KENT — As wily veterans who have combined to play in 223 collegiate games, and win the majority of them, senior guards Jaylin Walker and Jalen Avery are the indisputable leaders of the 2018-19 Kent State basketball team.
But the Golden Flashes wouldn't be sitting at 17-5 heading into Friday night's showdown at rival Akron without the significant contributions junior newcomers Antonio Williams, Philip Whittington and CJ Williamson have made on both ends of the floor.
Williams and Williamson have started in the backcourt in virtually every game this season, and Whittington is the starting post player for a team that's sorely lacking depth inside. They were recruited to provide immediate help, and all three have delivered.
“Those three guys as transfers have had a huge impact on our group,” KSU coach Rob Senderoff said. “We brought them in to fill an immediate need, but for them to have adapted as quickly as they have and play as well as they have has been impressive — and less so individually. It's more the mindset that they've brought to the team.
Williams, a 6-foot transfer from Indian Hills College in Iowa, has quickly developed into a leader both on and off the court. He ranks third on the team in scoring (10.8 ppg) and second in assists (2.5), and leads the league in steals during MAC play (2.3 spg).
“[Williams] has been a tremendous defensive player for us. He guards the other team's best player,” Senderoff said. “He also scores and does a lot of the little things that you don't see in the box score. He's competitive and makes the toughness plays.”
No play was tougher than the one Williams executed against incredible odds to beat host Ball State last weekend, when he threw a desperation 3-pointer hard off the glass, raced in to grab the rebound and make the game-winning putback in the final seconds of overtime.
Senderoff called it “a tremendous instinctual play,” one that only a heady and determined player like Williams could pull off.
Williamson is also a junior college transfer (Chipola College, Fla.) who has provided size (6-6, 200) and versatility at the wing. He ranks fifth on the team in scoring (7.7 ppg) and third in rebounding (3.8 rpg).
“CJ has been a little up and down, but he's had some great moments,” Senderoff said. “He does a little bit of everything — scores, rebounds, assists, guards guys that are bigger than him every game. He guards the other team's four man, but is able to switch onto point guards.”
Whittington's value rose significantly after starting post players Adonis De La Rosa (graduate transfer to Illinois) and Danny Pippen (season-ending knee injury) were lost during the offseason. The USC Upstate transfer has battled opposing centers while standing 6-8 and has more than held his own on both ends of the floor, ranking fourth on the team in scoring (9.8 ppg) and first by a wide margin in rebounding (7.8 rpg) despite averaging just 23 minutes per game.

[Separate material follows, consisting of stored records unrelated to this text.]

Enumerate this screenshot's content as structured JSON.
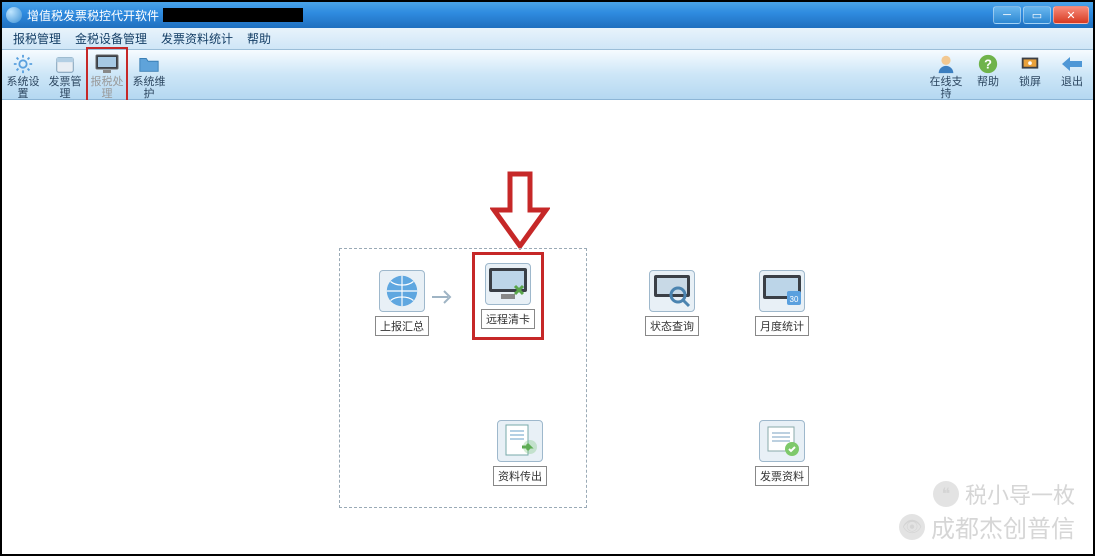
{
  "window": {
    "title": "增值税发票税控代开软件"
  },
  "menu": {
    "items": [
      "报税管理",
      "金税设备管理",
      "发票资料统计",
      "帮助"
    ]
  },
  "toolbar": {
    "left": [
      {
        "label": "系统设置",
        "icon": "gear"
      },
      {
        "label": "发票管理",
        "icon": "calendar"
      },
      {
        "label": "报税处理",
        "icon": "monitor",
        "highlight": true
      },
      {
        "label": "系统维护",
        "icon": "folder"
      }
    ],
    "right": [
      {
        "label": "在线支持",
        "icon": "user"
      },
      {
        "label": "帮助",
        "icon": "question"
      },
      {
        "label": "锁屏",
        "icon": "lock"
      },
      {
        "label": "退出",
        "icon": "back"
      }
    ]
  },
  "main": {
    "row1": [
      {
        "label": "上报汇总",
        "icon": "globe"
      },
      {
        "label": "远程清卡",
        "icon": "monitor-clear",
        "highlight": true
      },
      {
        "label": "状态查询",
        "icon": "search-monitor"
      },
      {
        "label": "月度统计",
        "icon": "monitor-date"
      }
    ],
    "row2": [
      {
        "label": "资料传出",
        "icon": "doc-export"
      },
      {
        "label": "发票资料",
        "icon": "doc-list"
      }
    ]
  },
  "watermark": {
    "line1": "税小导一枚",
    "line2": "成都杰创普信"
  }
}
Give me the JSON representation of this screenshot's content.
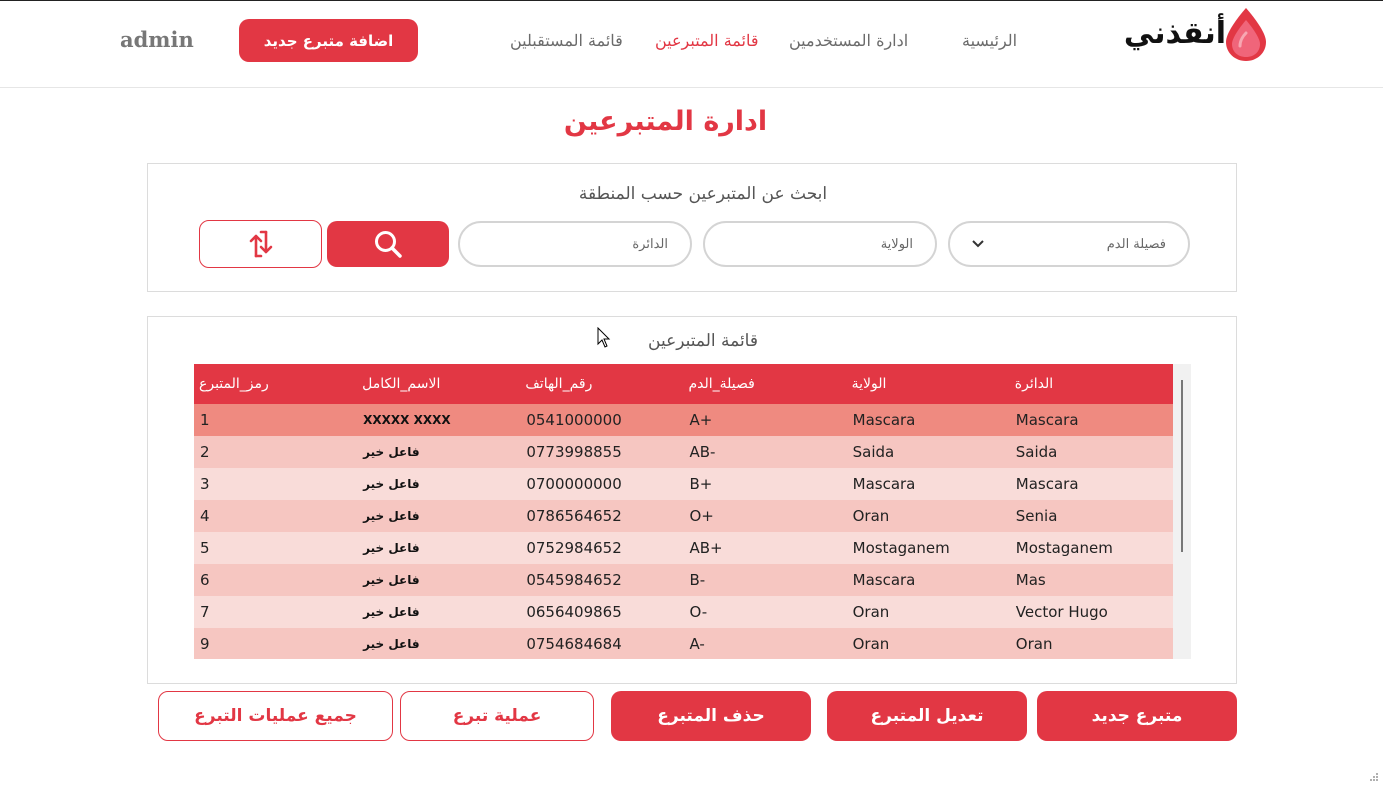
{
  "header": {
    "logo_text": "أنقذني",
    "nav": {
      "home": "الرئيسية",
      "users": "ادارة المستخدمين",
      "donors": "قائمة المتبرعين",
      "recipients": "قائمة المستقبلين"
    },
    "active_nav": "donors",
    "add_donor_button": "اضافة متبرع جديد",
    "user": "admin"
  },
  "page_title": "ادارة المتبرعين",
  "search": {
    "heading": "ابحث عن المتبرعين حسب المنطقة",
    "blood_type_placeholder": "فصيلة الدم",
    "wilaya_placeholder": "الولاية",
    "daira_placeholder": "الدائرة"
  },
  "list": {
    "heading": "قائمة المتبرعين",
    "columns": [
      "رمز_المتبرع",
      "الاسم_الكامل",
      "رقم_الهاتف",
      "فصيلة_الدم",
      "الولاية",
      "الدائرة"
    ],
    "rows": [
      [
        "1",
        "XXXXX XXXX",
        "0541000000",
        "A+",
        "Mascara",
        "Mascara"
      ],
      [
        "2",
        "فاعل خير",
        "0773998855",
        "AB-",
        "Saida",
        "Saida"
      ],
      [
        "3",
        "فاعل خير",
        "0700000000",
        "B+",
        "Mascara",
        "Mascara"
      ],
      [
        "4",
        "فاعل خير",
        "0786564652",
        "O+",
        "Oran",
        "Senia"
      ],
      [
        "5",
        "فاعل خير",
        "0752984652",
        "AB+",
        "Mostaganem",
        "Mostaganem"
      ],
      [
        "6",
        "فاعل خير",
        "0545984652",
        "B-",
        "Mascara",
        "Mas"
      ],
      [
        "7",
        "فاعل خير",
        "0656409865",
        "O-",
        "Oran",
        "Vector Hugo"
      ],
      [
        "9",
        "فاعل خير",
        "0754684684",
        "A-",
        "Oran",
        "Oran"
      ]
    ]
  },
  "actions": {
    "new_donor": "متبرع جديد",
    "edit_donor": "تعديل المتبرع",
    "delete_donor": "حذف المتبرع",
    "donation_operation": "عملية تبرع",
    "all_donations": "جميع عمليات التبرع"
  },
  "colors": {
    "accent": "#e23744",
    "row_selected": "#ef8a80",
    "row_odd": "#f6c6c1",
    "row_even": "#f9dcd9"
  },
  "icons": [
    "blood-drop-icon",
    "search-icon",
    "refresh-icon",
    "chevron-down-icon",
    "mouse-cursor-icon",
    "resize-grip-icon"
  ]
}
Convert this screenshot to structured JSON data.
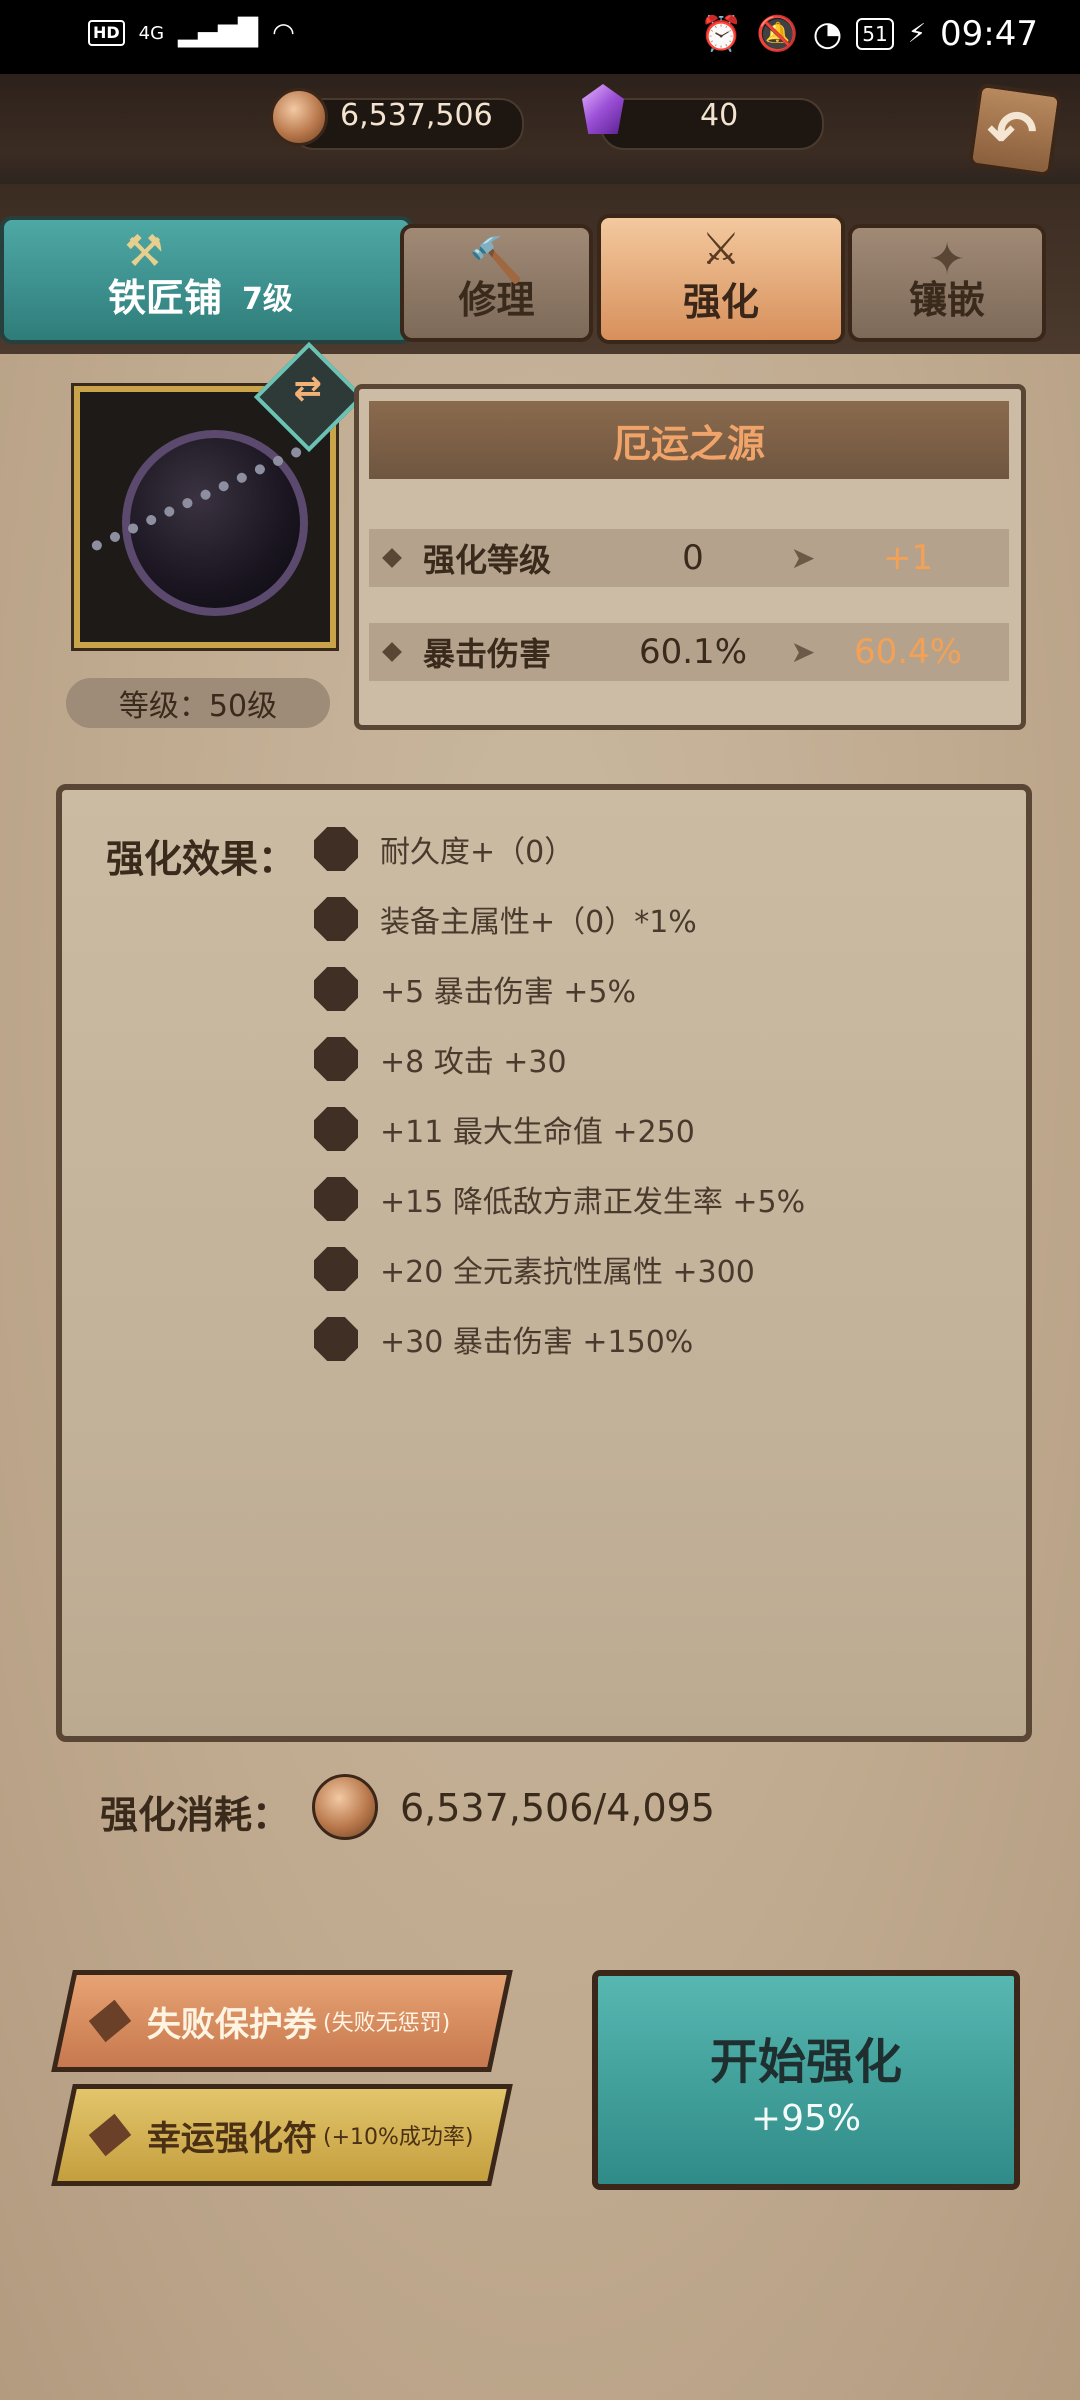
{
  "status_bar": {
    "left_text": "4G",
    "battery": "51",
    "time": "09:47"
  },
  "resources": {
    "coins": "6,537,506",
    "gems": "40"
  },
  "tabs": {
    "smith": {
      "label": "铁匠铺",
      "level": "7级"
    },
    "repair": "修理",
    "enhance": "强化",
    "inlay": "镶嵌"
  },
  "item": {
    "name": "厄运之源",
    "level": "等级：50级"
  },
  "stats": [
    {
      "label": "强化等级",
      "current": "0",
      "next": "+1"
    },
    {
      "label": "暴击伤害",
      "current": "60.1%",
      "next": "60.4%"
    }
  ],
  "effects": {
    "title": "强化效果：",
    "items": [
      "耐久度+（0）",
      "装备主属性+（0）*1%",
      "+5  暴击伤害 +5%",
      "+8  攻击 +30",
      "+11  最大生命值 +250",
      "+15  降低敌方肃正发生率 +5%",
      "+20  全元素抗性属性 +300",
      "+30  暴击伤害 +150%"
    ]
  },
  "cost": {
    "label": "强化消耗：",
    "value": "6,537,506/4,095"
  },
  "buttons": {
    "protect": {
      "main": "失败保护券",
      "sub": "(失败无惩罚)"
    },
    "lucky": {
      "main": "幸运强化符",
      "sub": "(+10%成功率)"
    },
    "start": {
      "main": "开始强化",
      "sub": "+95%"
    }
  },
  "colors": {
    "accent_orange": "#f4a156",
    "teal": "#4ea8a4"
  }
}
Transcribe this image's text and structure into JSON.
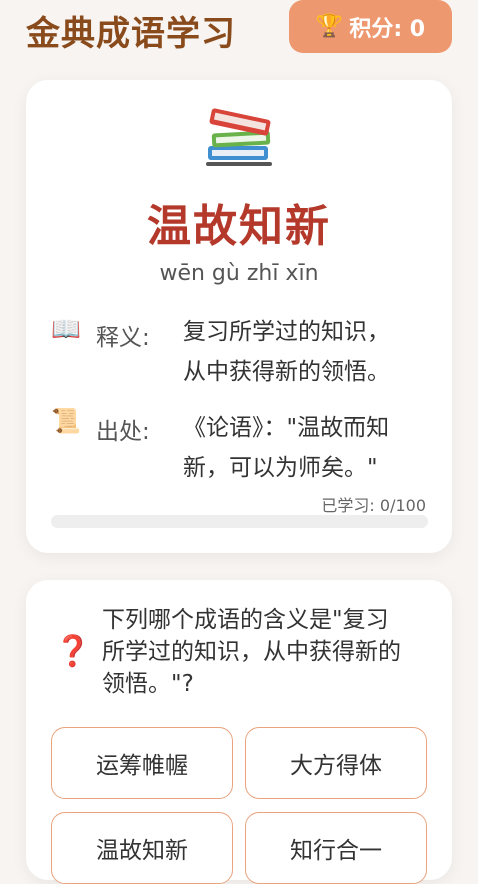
{
  "header": {
    "title": "金典成语学习",
    "score_label": "积分: 0",
    "trophy_icon": "trophy-icon"
  },
  "idiom_card": {
    "icon": "books-icon",
    "idiom": "温故知新",
    "pinyin": "wēn gù zhī xīn",
    "meaning": {
      "icon": "open-book-icon",
      "label": "释义:",
      "lines": [
        "复习所学过的知识，",
        "从中获得新的领悟。"
      ]
    },
    "source": {
      "icon": "scroll-icon",
      "label": "出处:",
      "lines": [
        "《论语》：\"温故而知",
        "新，可以为师矣。\""
      ]
    },
    "progress": {
      "label": "已学习: 0/100",
      "learned": 0,
      "total": 100
    }
  },
  "quiz": {
    "icon": "question-mark-icon",
    "question_lines": [
      "下列哪个成语的含义是\"复习",
      "所学过的知识，从中获得新的",
      "领悟。\"?"
    ],
    "options": [
      "运筹帷幄",
      "大方得体",
      "温故知新",
      "知行合一"
    ]
  },
  "colors": {
    "accent": "#ee9870",
    "title": "#8a4b1c",
    "idiom": "#b4392b",
    "background": "#f7f4f1"
  }
}
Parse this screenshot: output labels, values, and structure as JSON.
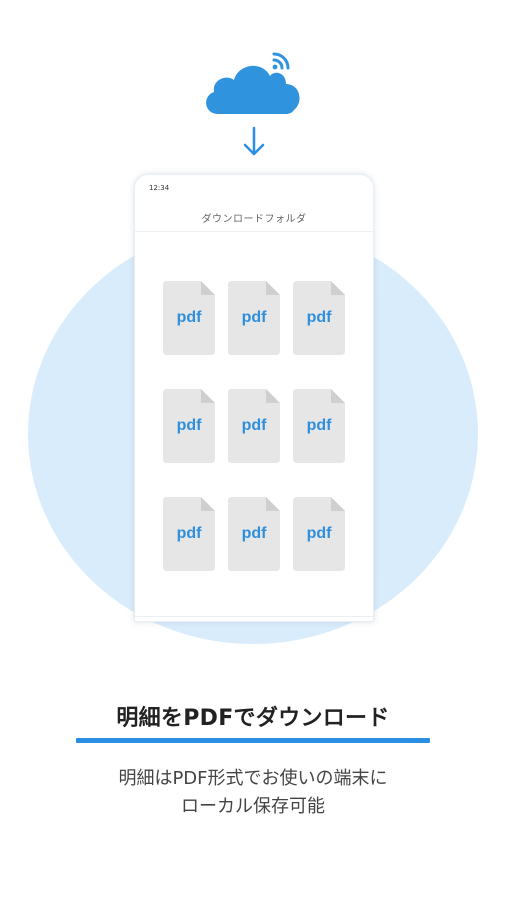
{
  "colors": {
    "accent": "#2a8ee2",
    "cloud": "#2f93dd",
    "circle": "#d9ecfb",
    "file_bg": "#e6e6e6",
    "file_fold": "#cfcfcf",
    "file_text": "#2f8fdc"
  },
  "icons": {
    "cloud": "cloud-wifi-icon",
    "arrow": "arrow-down-icon",
    "file": "pdf-file-icon"
  },
  "phone": {
    "status_time": "12:34",
    "title": "ダウンロードフォルダ",
    "files": [
      "pdf",
      "pdf",
      "pdf",
      "pdf",
      "pdf",
      "pdf",
      "pdf",
      "pdf",
      "pdf"
    ]
  },
  "headline": "明細をPDFでダウンロード",
  "description": {
    "line1": "明細はPDF形式でお使いの端末に",
    "line2": "ローカル保存可能"
  }
}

“After a year sitting out [transfer rule], Phil probably didn't completely expect to have the role that he's had this year. Danny and Adonis were both here when he came with us,” Senderoff said. “He knew there would be a chance for him to play, but for him to have close to double the number of defensive rebounds anyone else has on our roster and be our main post presence … Phil has been huge for us.”
Friday night, Williams, Williamson and Whittington will receive their first taste of the bitter backyard rivalry between Kent State and Akron. Based on how they've handled their respective duties since the start of their initial season with the Flashes, Senderoff is confident that his key newcomers will stay poised when things get wild at Rhodese Arena.
“I think they'll be excited. But they'll be fine,” Senderoff said. “They've come in with a great mindset and understanding of the things you need to do to be a great team, and that's allowed them to have success.”